One of the most difficult balances to maintain in any business, but particularly small business, is the constant tug of war that happens between cash in and cash out. The nuances of how to keep enough cash on hand to pay expenses and cover the ebb and flow of sales seems more art than science. For small business start-ups who have little in the way of experience, and even less in savings and cash on hand, managing cash-flow can be confusing and challenging. Early business growth brings advice from all sides often leaving entrepreneurs scratching their heads and ultimately guessing at how to keep it all flowing. Here’s a few of our most frequently asked questions with answers from our best small business advisors.
Q: What’s the best way to see how cash is flowing through my business?
A: Try using a cash flow chart. This visual tool can help you see the big picture of how money enters and leaves your business. Start by making a list of all the start-up costs and one-time expenses, monthly fixed and variable expenses, and projected sales. The end results from the charting will help determine if the business is viable and how long you will need start-up funding.
Q: Are there tools I can use to better track cash flow?
A: The good news is that yes, there are all kinds of online, easy-to-use, and even some free applications that can be a great way to help you keep tabs on cash flow. The Small Business Administration website has a Start with the Cash Flow Template from SCORE.
Pulse is an online app dedicated to tracking cash flow. With this easy-to-use app, you’ll be able to monitor cash flow, invoices, project future cash needs and even attach files to transactions to keep everything all neat and tidy.
If you’re already using Quickbooks, take a look at the Cash Flow Forecast Report that is imbedded in the software’s reporting features. It can provide you with a great deal of data on accounts receivable, accounts payable, bank accounts, and projected balances.
Additional key areas of cash flow include other key areas of your business such as the break-even point, inventory management, and handling overdue invoices. Let’s review the basics.
Know your break-even.
The break-even is the point where expenses out meet cash into your business – in essence, the point where your cash flow levels off. To find your break-even, create a spreadsheet that lists all income from sales on a daily, weekly, monthly and yearly basis. Now put in all the of the expenses that must be paid out. After that deduction, you’ll find your breakeven point – when expenses and sales converge.
Breakeven Point = fixed costs / (unit selling price – variable costs)
The key to most wholesale and retail businesses is in the inventory. Too much inventory and you risk staling (if it is a food or expiration based product), or locking up cash flow. Too little inventory and customers can become turned off if they cannot purchase immediately. If your lines of credit dry up, selling the inventory off is one way to increase cashflow, but if no one wants to buy the inventory you’re stuck holding it with little or no cash alternatives.

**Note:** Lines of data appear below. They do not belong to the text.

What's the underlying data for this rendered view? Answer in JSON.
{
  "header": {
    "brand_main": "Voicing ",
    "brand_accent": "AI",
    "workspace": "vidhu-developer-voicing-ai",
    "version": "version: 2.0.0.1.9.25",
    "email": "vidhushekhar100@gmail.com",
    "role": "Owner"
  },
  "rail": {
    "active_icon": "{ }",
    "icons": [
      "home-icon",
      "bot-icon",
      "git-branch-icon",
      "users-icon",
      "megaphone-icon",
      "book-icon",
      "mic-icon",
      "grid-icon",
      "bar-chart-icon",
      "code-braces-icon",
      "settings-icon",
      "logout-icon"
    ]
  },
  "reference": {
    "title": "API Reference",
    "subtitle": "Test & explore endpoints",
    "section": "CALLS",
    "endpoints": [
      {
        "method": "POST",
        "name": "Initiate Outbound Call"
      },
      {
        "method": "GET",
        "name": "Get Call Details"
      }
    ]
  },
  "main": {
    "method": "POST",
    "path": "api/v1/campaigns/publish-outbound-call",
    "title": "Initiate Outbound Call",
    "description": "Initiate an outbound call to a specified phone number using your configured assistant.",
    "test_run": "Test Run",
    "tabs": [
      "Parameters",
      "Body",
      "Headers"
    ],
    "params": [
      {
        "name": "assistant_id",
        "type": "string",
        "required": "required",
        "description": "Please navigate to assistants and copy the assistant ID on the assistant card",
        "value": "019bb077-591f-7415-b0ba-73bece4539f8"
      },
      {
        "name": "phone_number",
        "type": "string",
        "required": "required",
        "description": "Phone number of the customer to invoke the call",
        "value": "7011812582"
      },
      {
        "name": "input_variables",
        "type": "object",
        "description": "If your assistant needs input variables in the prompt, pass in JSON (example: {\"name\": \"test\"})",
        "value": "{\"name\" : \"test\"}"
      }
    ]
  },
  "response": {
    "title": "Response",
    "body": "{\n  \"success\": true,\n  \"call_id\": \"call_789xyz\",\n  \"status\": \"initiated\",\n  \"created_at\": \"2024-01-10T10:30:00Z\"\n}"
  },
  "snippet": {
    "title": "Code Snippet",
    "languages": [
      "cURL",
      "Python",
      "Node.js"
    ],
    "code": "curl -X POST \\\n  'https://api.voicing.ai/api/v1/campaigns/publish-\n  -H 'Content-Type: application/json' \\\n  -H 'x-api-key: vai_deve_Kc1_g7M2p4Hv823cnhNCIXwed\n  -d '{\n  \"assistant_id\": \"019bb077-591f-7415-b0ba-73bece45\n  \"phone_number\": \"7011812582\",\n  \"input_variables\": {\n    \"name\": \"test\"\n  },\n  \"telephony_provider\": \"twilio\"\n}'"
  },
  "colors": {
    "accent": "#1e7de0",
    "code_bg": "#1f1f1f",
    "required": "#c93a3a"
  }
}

Small business wait time on accounts receivables are increasing. According to a Wall Street Journal Survey, “64 percent of small business had unpaid invoices of more than 60 days old while 20 percent say the problem worsening.” Slow or no collections are one of the most difficult areas of small business to rein in. Try incentivizing clients to pay early or on time with a net 10 discount and a percentage charge for late payments. If after implementing the above recommendations you still aren’t seeing cash flow improvement, it may be time to consider a collection service. Collection agencies can take as much as 30 percent of the total amount due, so you’ll want to weigh your efforts to get the client to pay versus the cost of using collections. Offer extended credit terms or credit card payments as an option. If the client or company doesn’t have the funds to pay, the only other option is to take back the merchandise and return it to your inventory. Again, this may be a difficult process.
How can you speed up invoice payments? Invoice promptly after work is complete. Provide a detailed invoice including your work order, contract or other documentation, contact information, purchase order, Tax ID and account number. Send the invoices electronically for even faster delivery. Reconsider your acceptable payment options such as Amazon Payments, PayPal, or other merchant services that can include credit cards.

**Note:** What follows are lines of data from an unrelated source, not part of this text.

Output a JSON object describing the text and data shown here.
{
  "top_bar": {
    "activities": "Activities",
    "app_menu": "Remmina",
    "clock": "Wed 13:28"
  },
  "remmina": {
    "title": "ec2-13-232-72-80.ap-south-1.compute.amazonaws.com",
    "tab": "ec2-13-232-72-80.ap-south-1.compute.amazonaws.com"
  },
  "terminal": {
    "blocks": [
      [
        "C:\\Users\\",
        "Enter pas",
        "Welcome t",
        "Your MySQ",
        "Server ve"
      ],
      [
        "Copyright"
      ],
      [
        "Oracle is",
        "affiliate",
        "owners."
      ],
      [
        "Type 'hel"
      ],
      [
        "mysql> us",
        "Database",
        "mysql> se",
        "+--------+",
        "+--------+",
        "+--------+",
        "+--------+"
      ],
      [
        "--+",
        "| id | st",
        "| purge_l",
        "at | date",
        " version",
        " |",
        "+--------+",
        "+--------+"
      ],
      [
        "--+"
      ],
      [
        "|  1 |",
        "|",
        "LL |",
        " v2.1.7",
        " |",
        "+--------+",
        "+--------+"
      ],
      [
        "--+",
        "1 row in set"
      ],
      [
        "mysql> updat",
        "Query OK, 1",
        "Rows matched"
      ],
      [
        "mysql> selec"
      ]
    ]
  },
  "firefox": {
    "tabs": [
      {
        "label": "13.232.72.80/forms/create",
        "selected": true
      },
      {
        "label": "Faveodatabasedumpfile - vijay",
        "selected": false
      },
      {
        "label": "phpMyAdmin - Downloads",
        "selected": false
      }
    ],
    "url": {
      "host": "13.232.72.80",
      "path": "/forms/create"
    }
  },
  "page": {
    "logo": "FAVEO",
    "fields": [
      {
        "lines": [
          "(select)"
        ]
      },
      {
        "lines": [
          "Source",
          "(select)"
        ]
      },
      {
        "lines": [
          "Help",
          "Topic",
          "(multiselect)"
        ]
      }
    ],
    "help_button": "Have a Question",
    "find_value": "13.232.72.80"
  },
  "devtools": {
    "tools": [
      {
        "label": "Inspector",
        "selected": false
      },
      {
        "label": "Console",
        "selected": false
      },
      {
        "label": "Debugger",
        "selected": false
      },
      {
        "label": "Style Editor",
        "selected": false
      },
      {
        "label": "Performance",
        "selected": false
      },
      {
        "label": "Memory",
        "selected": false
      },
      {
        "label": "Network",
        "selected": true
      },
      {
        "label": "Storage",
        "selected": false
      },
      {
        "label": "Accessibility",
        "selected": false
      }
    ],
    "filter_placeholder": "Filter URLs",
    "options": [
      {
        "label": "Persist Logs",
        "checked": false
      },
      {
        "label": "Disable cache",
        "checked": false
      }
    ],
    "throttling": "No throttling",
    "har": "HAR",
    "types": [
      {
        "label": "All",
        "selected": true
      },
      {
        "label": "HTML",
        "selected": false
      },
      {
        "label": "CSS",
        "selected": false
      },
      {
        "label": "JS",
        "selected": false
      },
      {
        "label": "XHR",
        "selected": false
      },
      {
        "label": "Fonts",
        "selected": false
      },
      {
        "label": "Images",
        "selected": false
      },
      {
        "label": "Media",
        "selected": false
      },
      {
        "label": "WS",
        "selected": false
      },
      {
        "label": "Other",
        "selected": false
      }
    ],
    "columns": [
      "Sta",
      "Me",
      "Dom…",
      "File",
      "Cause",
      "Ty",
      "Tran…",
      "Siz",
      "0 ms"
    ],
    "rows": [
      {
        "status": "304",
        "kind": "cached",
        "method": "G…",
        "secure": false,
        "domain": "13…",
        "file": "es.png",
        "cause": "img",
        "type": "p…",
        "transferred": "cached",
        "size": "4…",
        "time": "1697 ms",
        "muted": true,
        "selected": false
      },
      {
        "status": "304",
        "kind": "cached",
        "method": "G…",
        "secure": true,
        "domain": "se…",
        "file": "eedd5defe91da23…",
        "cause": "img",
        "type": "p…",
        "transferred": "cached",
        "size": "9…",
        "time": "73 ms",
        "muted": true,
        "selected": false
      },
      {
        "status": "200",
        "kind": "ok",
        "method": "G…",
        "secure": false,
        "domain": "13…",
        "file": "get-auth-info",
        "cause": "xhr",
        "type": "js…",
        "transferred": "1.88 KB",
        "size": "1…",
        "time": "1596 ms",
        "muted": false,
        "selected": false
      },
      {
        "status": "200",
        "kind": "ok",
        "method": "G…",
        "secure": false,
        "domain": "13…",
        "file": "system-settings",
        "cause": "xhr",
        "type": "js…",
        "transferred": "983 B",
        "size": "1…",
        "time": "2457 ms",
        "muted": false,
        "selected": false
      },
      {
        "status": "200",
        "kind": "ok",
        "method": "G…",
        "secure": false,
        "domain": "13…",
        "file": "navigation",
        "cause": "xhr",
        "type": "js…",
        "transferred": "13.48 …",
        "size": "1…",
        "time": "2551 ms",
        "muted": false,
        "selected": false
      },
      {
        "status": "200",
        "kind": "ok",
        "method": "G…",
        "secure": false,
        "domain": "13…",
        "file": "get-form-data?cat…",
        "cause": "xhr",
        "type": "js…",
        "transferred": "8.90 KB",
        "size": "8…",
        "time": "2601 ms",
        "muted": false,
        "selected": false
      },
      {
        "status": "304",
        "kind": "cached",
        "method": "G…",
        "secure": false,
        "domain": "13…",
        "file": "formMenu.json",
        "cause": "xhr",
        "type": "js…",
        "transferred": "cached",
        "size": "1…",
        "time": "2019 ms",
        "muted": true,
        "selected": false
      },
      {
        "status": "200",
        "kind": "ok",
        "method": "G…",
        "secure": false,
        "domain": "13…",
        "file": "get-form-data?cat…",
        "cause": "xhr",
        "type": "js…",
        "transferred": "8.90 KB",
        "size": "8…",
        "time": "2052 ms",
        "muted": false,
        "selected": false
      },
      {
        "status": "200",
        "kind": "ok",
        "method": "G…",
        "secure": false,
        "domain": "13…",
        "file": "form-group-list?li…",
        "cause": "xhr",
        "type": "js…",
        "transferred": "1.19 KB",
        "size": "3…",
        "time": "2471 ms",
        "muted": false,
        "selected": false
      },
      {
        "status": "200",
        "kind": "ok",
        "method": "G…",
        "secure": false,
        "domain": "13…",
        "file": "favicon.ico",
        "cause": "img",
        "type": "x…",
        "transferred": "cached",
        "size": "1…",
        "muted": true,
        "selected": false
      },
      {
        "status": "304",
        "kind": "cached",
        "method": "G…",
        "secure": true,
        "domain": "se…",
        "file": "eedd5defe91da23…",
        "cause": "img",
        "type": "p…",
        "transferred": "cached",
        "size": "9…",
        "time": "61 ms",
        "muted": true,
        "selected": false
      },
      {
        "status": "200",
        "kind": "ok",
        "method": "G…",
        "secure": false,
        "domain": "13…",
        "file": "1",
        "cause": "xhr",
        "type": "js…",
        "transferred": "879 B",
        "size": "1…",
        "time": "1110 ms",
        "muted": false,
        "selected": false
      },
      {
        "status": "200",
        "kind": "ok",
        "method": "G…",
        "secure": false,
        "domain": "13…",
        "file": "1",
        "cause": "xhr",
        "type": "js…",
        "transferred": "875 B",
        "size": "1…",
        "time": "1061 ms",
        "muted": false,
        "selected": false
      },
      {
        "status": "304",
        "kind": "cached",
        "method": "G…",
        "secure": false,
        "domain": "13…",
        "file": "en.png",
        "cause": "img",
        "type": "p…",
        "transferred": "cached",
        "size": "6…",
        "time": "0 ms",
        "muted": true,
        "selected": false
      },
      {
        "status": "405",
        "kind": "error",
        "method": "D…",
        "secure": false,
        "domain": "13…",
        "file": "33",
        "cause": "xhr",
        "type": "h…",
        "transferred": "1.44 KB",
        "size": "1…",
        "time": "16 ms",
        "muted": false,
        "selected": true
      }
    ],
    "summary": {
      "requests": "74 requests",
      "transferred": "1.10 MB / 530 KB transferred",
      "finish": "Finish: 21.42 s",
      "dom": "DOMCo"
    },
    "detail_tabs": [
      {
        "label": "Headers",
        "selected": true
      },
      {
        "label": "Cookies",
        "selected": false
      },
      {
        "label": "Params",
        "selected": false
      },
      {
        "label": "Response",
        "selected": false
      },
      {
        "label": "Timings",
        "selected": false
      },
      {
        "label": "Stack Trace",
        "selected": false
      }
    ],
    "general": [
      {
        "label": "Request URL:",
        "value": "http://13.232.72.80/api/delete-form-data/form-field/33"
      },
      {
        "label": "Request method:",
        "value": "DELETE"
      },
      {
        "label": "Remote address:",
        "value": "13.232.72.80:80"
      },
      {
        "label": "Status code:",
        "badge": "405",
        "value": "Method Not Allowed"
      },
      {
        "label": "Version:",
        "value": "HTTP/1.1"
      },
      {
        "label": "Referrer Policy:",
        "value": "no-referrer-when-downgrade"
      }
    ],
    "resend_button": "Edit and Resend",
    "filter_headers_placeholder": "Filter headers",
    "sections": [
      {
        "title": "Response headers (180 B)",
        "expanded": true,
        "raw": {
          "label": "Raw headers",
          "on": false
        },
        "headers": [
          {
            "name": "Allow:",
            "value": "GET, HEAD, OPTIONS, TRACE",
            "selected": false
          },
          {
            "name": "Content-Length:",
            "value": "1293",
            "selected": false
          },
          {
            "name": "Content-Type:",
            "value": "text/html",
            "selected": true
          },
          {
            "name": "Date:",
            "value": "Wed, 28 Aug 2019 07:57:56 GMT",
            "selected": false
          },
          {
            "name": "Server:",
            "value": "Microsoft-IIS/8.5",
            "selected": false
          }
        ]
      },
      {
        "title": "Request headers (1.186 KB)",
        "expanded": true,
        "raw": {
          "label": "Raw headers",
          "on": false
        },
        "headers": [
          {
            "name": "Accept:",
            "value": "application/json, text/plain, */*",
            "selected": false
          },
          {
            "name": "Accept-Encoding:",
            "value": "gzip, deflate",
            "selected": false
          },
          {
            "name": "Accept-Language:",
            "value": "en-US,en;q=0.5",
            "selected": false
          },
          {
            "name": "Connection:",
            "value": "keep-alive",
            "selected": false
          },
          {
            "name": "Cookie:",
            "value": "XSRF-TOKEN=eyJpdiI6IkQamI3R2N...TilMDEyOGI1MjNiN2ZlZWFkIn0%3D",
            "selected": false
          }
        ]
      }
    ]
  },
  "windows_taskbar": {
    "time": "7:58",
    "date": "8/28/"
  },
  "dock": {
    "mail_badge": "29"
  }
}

Rule of Thumb
Business experts advise businesses to always try to have a cash reserve of 3-6 months to cover the slow months. While this is the golden rule, like many rules, it often isn’t realistic when it comes to small business start-ups and managing limited cash flow. If you find that business is taking a dramatic turn and cash flow is severely restricted, don’t attempt to wait out the storm, says Van Ballantyne, EA owner of Counting House Associates in Greenland, NH. “Knowing where your business stands at all times is the best small business advice we give,” continues Ballantyne. “If a business owner can see that cash flow is shifting, she can make a strategic move to correct the issue or seek temporary funding before the deficit becomes too damaging to the company.”
If you would like to learn more about how to prepare your small business for its first tax filing or obtain guidance on future years, talk with a Small Business Advisor by clicking on the Find an Accountant link on this page.
To find a trusted accountant in your area, visit www.SmallBizAccountants.com.
Please be advised that, based on current IRS rules and standards, any advice contained herein is not intended to be used, nor can it be used, for the avoidance of any tax penalty that the IRS may assess related to this matter. Any information contained in this article, whether viewed or subsequently printed, cannot be relied upon as qualified tax and accounting advice. Any information contained in this article does not fall under the guidelines of IRS Circular 230.